DATA ▸
-- Opening Marker --
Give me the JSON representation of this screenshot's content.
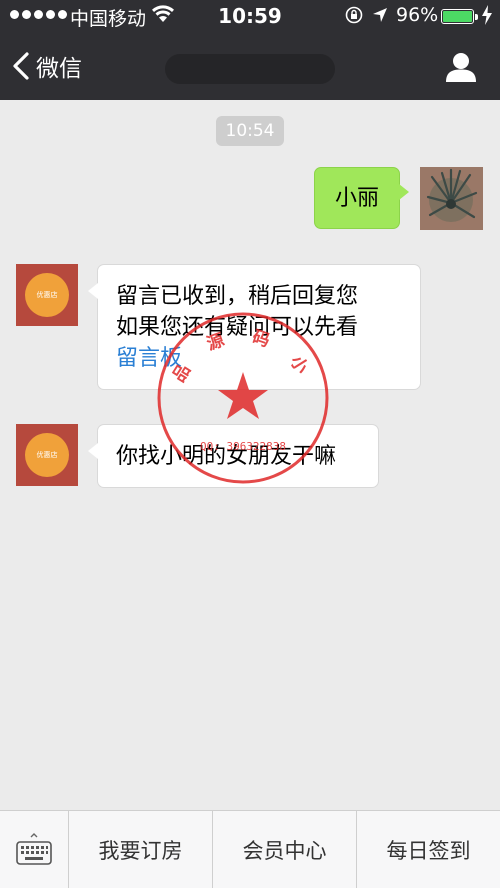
{
  "status_bar": {
    "carrier": "中国移动",
    "time": "10:59",
    "battery_percent": "96%",
    "battery_color": "#4cd964"
  },
  "nav": {
    "back_label": "微信"
  },
  "chat": {
    "timestamp": "10:54",
    "messages": [
      {
        "from": "me",
        "text": "小丽"
      },
      {
        "from": "shop",
        "line1": "留言已收到，稍后回复您",
        "line2": "如果您还有疑问可以先看",
        "link": "留言板"
      },
      {
        "from": "shop",
        "text": "你找小明的女朋友干嘛"
      }
    ],
    "shop_avatar_text": "优惠店"
  },
  "stamp": {
    "text": "精 品 源 码 小 店",
    "qq": "QQ: 396322838",
    "color": "#e02a2a"
  },
  "bottom_menu": {
    "items": [
      "我要订房",
      "会员中心",
      "每日签到"
    ]
  },
  "icons": {
    "back": "chevron-left-icon",
    "profile": "person-icon",
    "keyboard": "keyboard-icon"
  }
}
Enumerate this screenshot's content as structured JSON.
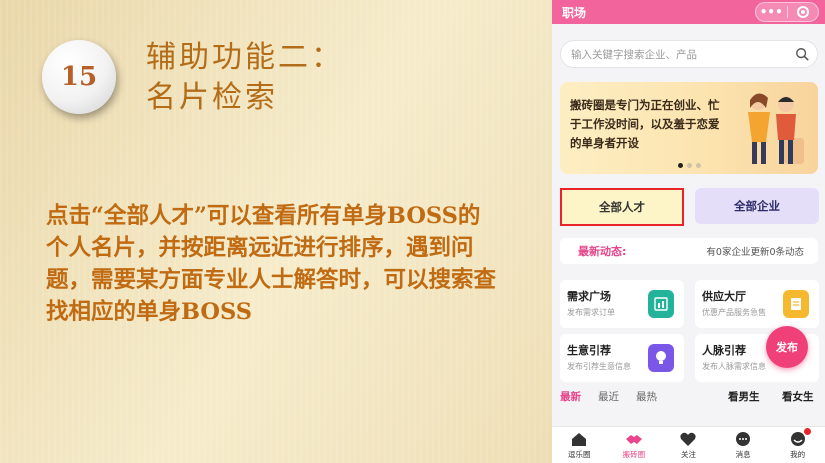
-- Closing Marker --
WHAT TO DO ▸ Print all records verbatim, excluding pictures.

WRITTEN ANSWER ▸
Give me the JSON representation of this screenshot's content.
{
  "status_bar": {
    "carrier": "中国移动",
    "time": "10:59",
    "battery_percent": "96%",
    "battery_color": "#4cd964"
  },
  "nav": {
    "back_label": "微信"
  },
  "chat": {
    "timestamp": "10:54",
    "messages": [
      {
        "from": "me",
        "text": "小丽"
      },
      {
        "from": "shop",
        "line1": "留言已收到，稍后回复您",
        "line2": "如果您还有疑问可以先看",
        "link": "留言板"
      },
      {
        "from": "shop",
        "text": "你找小明的女朋友干嘛"
      }
    ],
    "shop_avatar_text": "优惠店"
  },
  "stamp": {
    "text": "精 品 源 码 小 店",
    "qq": "QQ: 396322838",
    "color": "#e02a2a"
  },
  "bottom_menu": {
    "items": [
      "我要订房",
      "会员中心",
      "每日签到"
    ]
  },
  "icons": {
    "back": "chevron-left-icon",
    "profile": "person-icon",
    "keyboard": "keyboard-icon"
  }
}
Enumerate this screenshot's content as structured JSON.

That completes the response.